5. The three essays in the London Chron. were the two “Arguments Pro and Con” and “The State of the Trade with the Northern Colonies,” for which see above, XV, 233–7, 241–4, 251–5. William Bradford, BF’s old enemy since the days of the Stamp Act, had published “The State of the Trade” in the Pa. Jour., Jan. 26, 1769, along with the extract that WF mentions. The key sentences in the latter, which were also printed in the Pa. Chron., Jan. 30–Feb. 6, 1769, were: “Doctor Franklin is indefatigable in his endeavours to serve his country. I heard him say, a few days ago, in a large company ‘Britain has no right to tax the Colonies and never had any such right, and I trust never will have it.’”
6. For Thomas Crowley see above, XV, 238–41. His letter and proposals for imperial federation, first published in the Public Advertiser, were reprinted in the Pa. Chron., Jan. 23–30, 1769. There was no N.J. Gaz. (which may be one reason why WF thought Crowley a little cracked); New Jersey had no newspaper until 1777: James M. Lee, History of American Journalism (Boston, 1917), pp. 59–60. In 1773 BF, in writing to WF, echoed his son’s remark that Crowley was “rather a little cracked.” WTF, Memoirs, II, 200.
7. For Hillsborough’s letter of Nov. 15, 1768, see 1 N.J. Arch., X, 60–2; for WF’s reply see ibid., pp. 99–102. The reply was scarcely controversial, at least by comparison with WF’s earlier letter to the Minister; and for that reason his handling of it is all the more remarkable.
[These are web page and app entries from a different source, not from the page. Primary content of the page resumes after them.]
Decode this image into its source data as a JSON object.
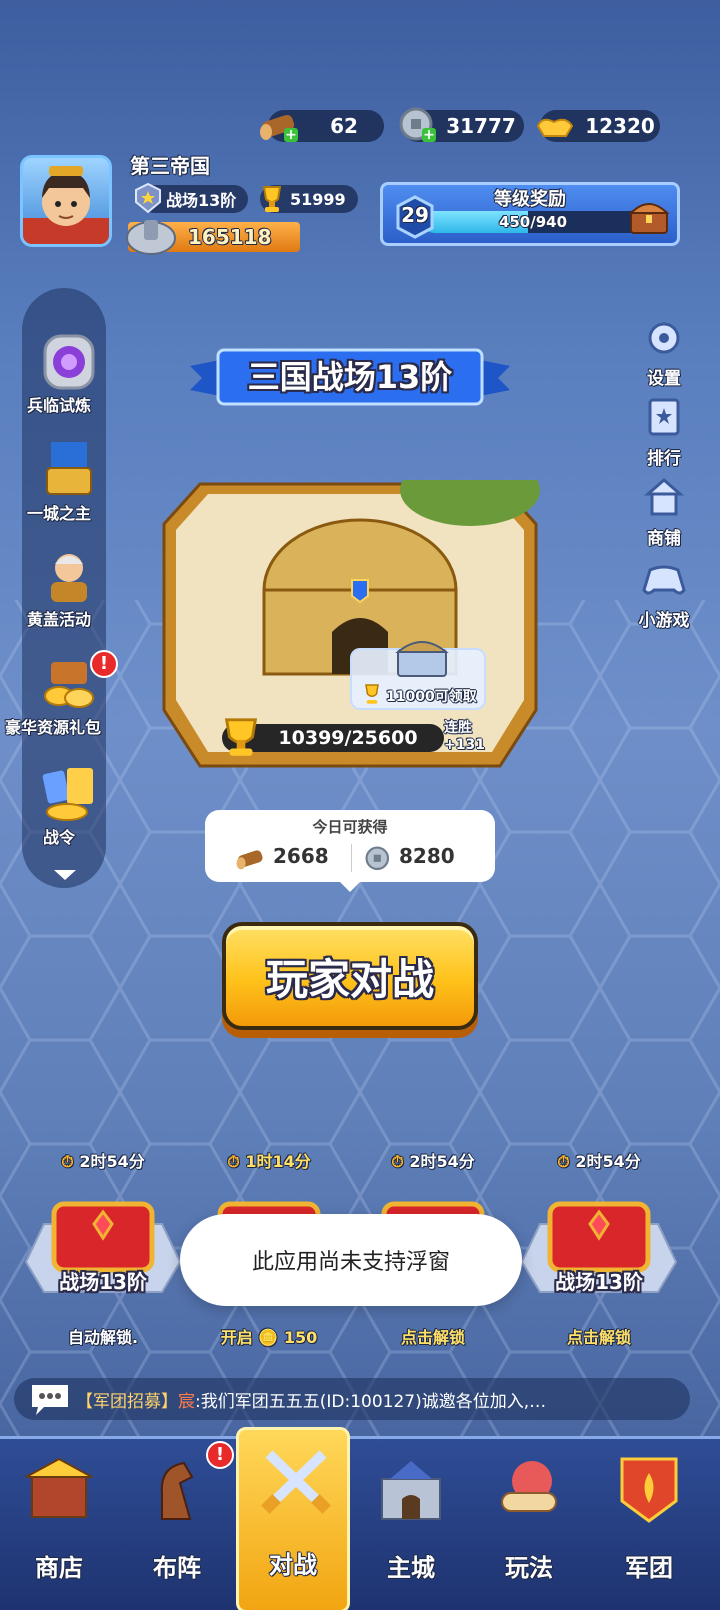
{
  "resources": {
    "wood": "62",
    "coins": "31777",
    "gold": "12320"
  },
  "player": {
    "name": "第三帝国",
    "rank": "战场13阶",
    "trophies": "51999",
    "power": "165118"
  },
  "level_reward": {
    "title": "等级奖励",
    "level": "29",
    "progress": "450/940",
    "fraction": 0.479
  },
  "sidebar": [
    {
      "label": "兵临试炼",
      "icon": "portal-icon"
    },
    {
      "label": "一城之主",
      "icon": "throne-icon"
    },
    {
      "label": "黄盖活动",
      "icon": "warrior-icon"
    },
    {
      "label": "豪华资源礼包",
      "icon": "gold-pack-icon"
    },
    {
      "label": "战令",
      "icon": "battle-pass-icon"
    }
  ],
  "right_menu": [
    {
      "label": "设置",
      "icon": "gear-icon"
    },
    {
      "label": "排行",
      "icon": "ranking-icon"
    },
    {
      "label": "商铺",
      "icon": "shop-icon"
    },
    {
      "label": "小游戏",
      "icon": "gamepad-icon"
    }
  ],
  "arena": {
    "title": "三国战场13阶",
    "trophy_progress": "10399/25600",
    "streak_label": "连胜",
    "streak_value": "+131",
    "claim_text": "11000可领取"
  },
  "today": {
    "title": "今日可获得",
    "wood": "2668",
    "coins": "8280"
  },
  "battle_button": "玩家对战",
  "chest_slots": [
    {
      "timer": "2时54分",
      "name": "战场13阶",
      "action": "自动解锁."
    },
    {
      "timer": "1时14分",
      "name": "",
      "action": "开启",
      "cost": "150"
    },
    {
      "timer": "2时54分",
      "name": "",
      "action": "点击解锁"
    },
    {
      "timer": "2时54分",
      "name": "战场13阶",
      "action": "点击解锁"
    }
  ],
  "toast": "此应用尚未支持浮窗",
  "chat": {
    "channel": "【军团招募】",
    "sender": "宸",
    "message": ":我们军团五五五(ID:100127)诚邀各位加入,…"
  },
  "bottom_nav": [
    {
      "label": "商店",
      "icon": "shop-stall-icon"
    },
    {
      "label": "布阵",
      "icon": "horse-piece-icon"
    },
    {
      "label": "对战",
      "icon": "crossed-swords-icon"
    },
    {
      "label": "主城",
      "icon": "city-gate-icon"
    },
    {
      "label": "玩法",
      "icon": "scroll-icon"
    },
    {
      "label": "军团",
      "icon": "legion-flag-icon"
    }
  ],
  "badges": {
    "gold_pack": "!",
    "formation": "!"
  }
}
He submits it to his father’s judgment, with carte blanche to amend it as BF sees fit; so much is clear from the text. What is less clear is the particular method which BF was to use, and which WF had spelled out in his previous letter—presumably a missing section of the incomplete one printed above, c. Jan. 2.
Our conjecture is that he had said he would enclose, and in this later letter did enclose, a blank sheet with his signature at the bottom; subscription means, inter alia, a piece of paper that is signed. If BF had exercised his option of redrafting the letter, he would presumably have had it copied by a clerk (to conceal the hand) in such a way as to end with WF’s genuine signature. But what about the seal? An official letter from the Governor of New Jersey to a principal Secretary of State would scarcely have gone without WF’s signet. Did BF have a copy of it, or was he expected to seal the letter with plain wax? The whole episode bristles with unanswered questions.
8. By his own account John Foxcroft had gone to Virginia to put the affairs of the Post Office in good order before he returned to England on leave; see his letter to BF below, Feb. 21, in which he avoided all mention of WF’s taking him to task. In any case the matter was a tempest in a teapot, for BF had in fact received tentative suggestions, which he thought originated with Grafton, of a public appointment if he would stay in England. See above, XV, 159–62.
9. Thomas Pownall, The Administration of the Colonies … (4th ed., London, 1768).
1. For WF’s letter and Hillsborough’s reply see 1 N.J. Arch., X, 44–5, 58–60. For Richard Stockton and his subsequent career see above, XII, 78 n.
2. Of Aug. 16, 1768, in which Hillsborough angrily and rudely berated WF for his conduct in office. 1 N.J. Arch., X, 45–8. For WF’s reply, defending his actions at great length, see ibid., pp. 64–95.
3. John Hughes, BF’s old political ally, had been unpopular ever since he had been forced to resign as a stamp distributor in 1765. He moved to New Hampshire in 1769, then to Charleston, S.C. See above, VI, 284 n. Josiah Franklin Davenport (C.12.4) was BF’s nephew.
4. John Swinton, a Scottish lawyer, was receiving help from WF in litigation about his land claims in New Jersey. See the frequent references to him in Vols. XII, XIII, and XV.
5. Richard Jackson was BF’s co-agent for Pennsylvania, and Grey Cooper was secretary to the Treasury. Samuel Wharton and William Trent were preparing to leave for England to press the claims of the “suffering traders” to lands ceded by the Indians at Fort Stanwix the previous autumn. WF was collecting introductions to ease Wharton’s path. See 1 N.J. Arch. X, 97–8; WF to Strahan, Jan. 29, 1769, Pierpont Morgan Library.